A stunning new educational hub has recently been completed at the LUISS Guido Carli University in Rome, using sustainably sourced Kebony wood cladding for a striking, nature-inspired and eco-friendly façade.
Located in the heart of the Paroli district, the project has just completed following a successful collaboration between architecture firms Alvisi Kirimoto and Studio Gemma, and completes the university spaces, providing a new learning centre designed in harmony with its natural surroundings.
Developed across two levels with a total area of 1,500 sq m, the project has been constructed from scratch following the demolition of a former warehouse. The new centre sits in a picturesque and accessible spot to the south of the University campus, close to a small wood, parkland and the campus’ main square. The building’s architecture takes inspiration from this surrounding greenery: custom-built in a style evocative of a classical treehouse, the structure blends into the landscape and creates a welcoming, homely space for students.
Kebony wood cladding has been used to complete the exterior façade, providing rustic, natural character to the second-floor siding that seamlessly integrates the structure into the surrounding treetops. Developed in Norway and locally supplied by Italian-based distribution partner ICOL, Kebony’s patented dual-modification process permanently transforms sustainably sourced softwoods, such as pine, into Kebony wood which offers durable qualities matching, and in some cases exceeding, tropical hardwoods, whilst remaining naturally beautiful.
Kebony offers designers an environmentally friendly solution for the construction of new healthy architecture projects around the world, safeguarding against the dual issue of deforestation and rising carbon emissions caused through continued dependence on traditional construction materials. Kebony is also weather resistant and requires little to no maintenance, creating a long lasting and aesthetically beautiful learning structure to be enjoyed by generations of students to come.
Inside the building, the interiors have been carefully designed to guarantee versatility and host a variety of educational activities, as well as cultural, artistic, and social events, from conferences and gala evenings to film screenings. The ground floor houses the entrance, a classroom and service areas, while the upper floor contains a multi-purpose amphitheatre and two more classrooms. The facility has been designed to support both face-to-face teaching and remote learning, equipped with sophisticated audio-visual conferencing systems integrated into the architecture.
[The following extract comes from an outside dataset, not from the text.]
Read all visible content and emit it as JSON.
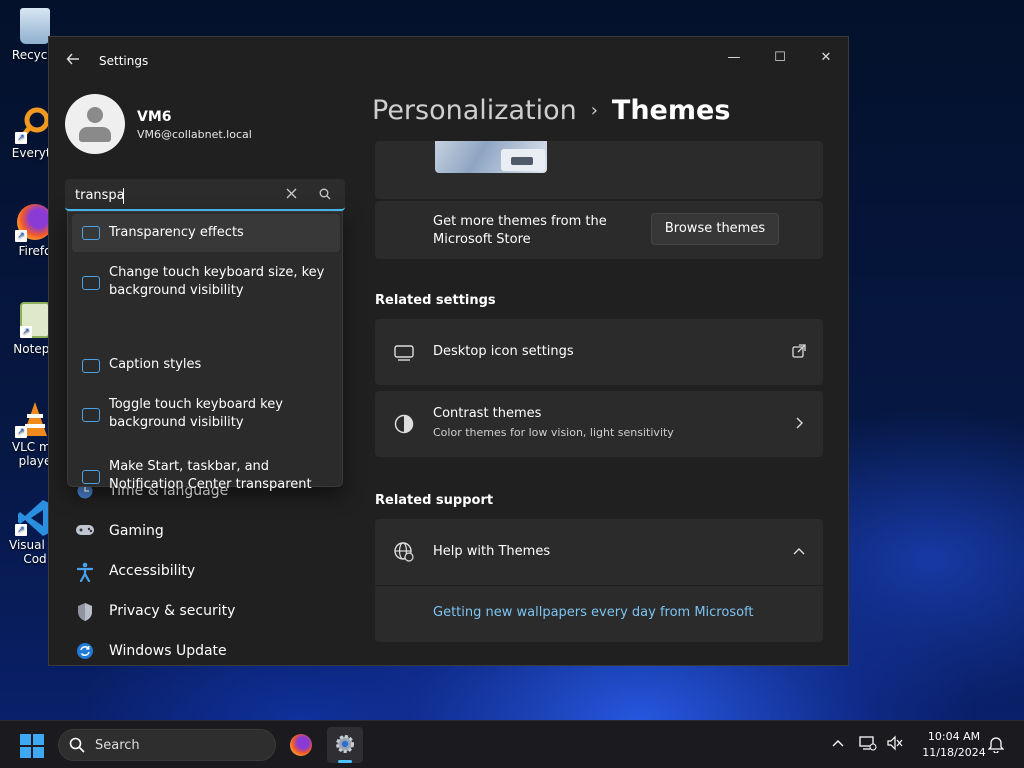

Resembling a large telescope watching over the square below, the project will become the new focal point of life on the university campus. The building’s sustainable design principles and use of natural materials has earned it prestigious LEED Platinum Certification.
Massimo Alvisi, Architect and Co-Founder of Alvisi Kirimoto, comments: ’The building is a wooden box raised off the ground in dialogue with nature. Diaphanous and silent, it allows the light to enter, mitigated by the trees and the slats. At night, expertly lit, it seems suspended in the dark like a lantern with a candle inside. Surrounded by greenery and with its permeable and transparent skin characterised by the use of sustainable Kebony wood cladding, the building seems to dissolve into the landscape, evoking the classic tree house, from which it takes not only its outline, but also the welcoming and almost “homely” dimension of the spaces, custom-designed for the students”.
Nina Landbø, International Sales Manager for Kebony, adds: ‘’For over 25 years, Kebony’s mission has been to educate people around the world on the benefits of using sustainable construction materials, and to help the world reduce CO₂ emissions by producing an environmentally friendly, durable and beautiful product for use in global construction. We are therefore pleased to see Kebony chosen as the cladding for this new education centre, and hope that this nature-inspired learning environment will inspire further ideas to solve the climate crisis‘’.